Set in Himachal Pradesh in the 1980s, Mastram revolves around the life of a novelist who craves for respect through his clean writing bereft of which he starts peddling porn to earn his living.
The film directed by Akhilesh Jaiswal is about the transformation of a simpleton who gives in to the pressure of being successful, overwhelmed by his own humiliation and the cruel market reality that, simply put, reads demand and supply.
The market demands 'masala', not Rajaram's Man Ki Vilochana, a moving story of a woman in love, which Rajaram, the author, has written painstakingly but doesn't match up to what the publisher wants.
The film then is about how Rajaram, a shy, reticent, married man, becomes Mastram -- an alias for the former -- the confident, business-minded writer and purveyor of porn.
To Mastram, writing pornographic scenes for his novellas comes as easily as writing the emotional scenes of Man Ki Vilochana to Rajaram.
Played by Rahul Bagga (of the Powder show on TV), the film just about delves into the circumstances that forces Rajaram to take an alias.
As Mastram's erotica tops bestsellers' lists, Rajaram's conscience shows no signs of discomfiture given his dream of establishing himself as a great literary writer.

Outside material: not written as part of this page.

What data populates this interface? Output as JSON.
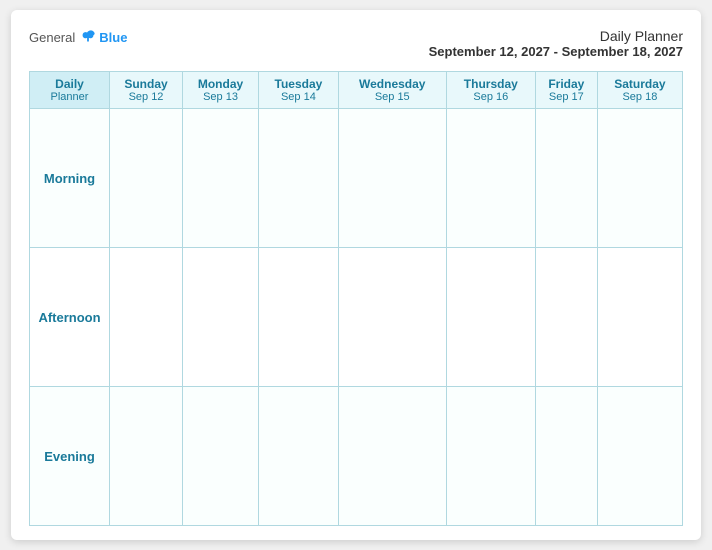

There is no conflict between the clean and the not-so-clean. Both live in perfect harmony.
Where the film scores is in giving face and voice to those anonymous erotica/porn (take your pick) writers -- the film is a biographical sketch of a fictitious character Mastram -- whose services most teenaged boys have savoured when consumed with desire during an era when there was no Internet.
The 98-minute film moves at a languid pace for the first 30 minutes.
Then Rajaram becomes Mastram and brings in the much-needed sexual energy into the proceedings, which sadly is the only selling point of the film.
Bagga, as both Rajaram and Mastram, is a mixed bag of emotions.
In some scenes he succeeds in bringing about the nuances of a novelist who writes porn to earn money. In others, he looks lost and unconvincing.
Director Jaiswal, who wrote Gangs of Wasseypur, seems unable to make up his mind as to how to firmly hold the narrative.
The result then is a film that fails to make you feel good.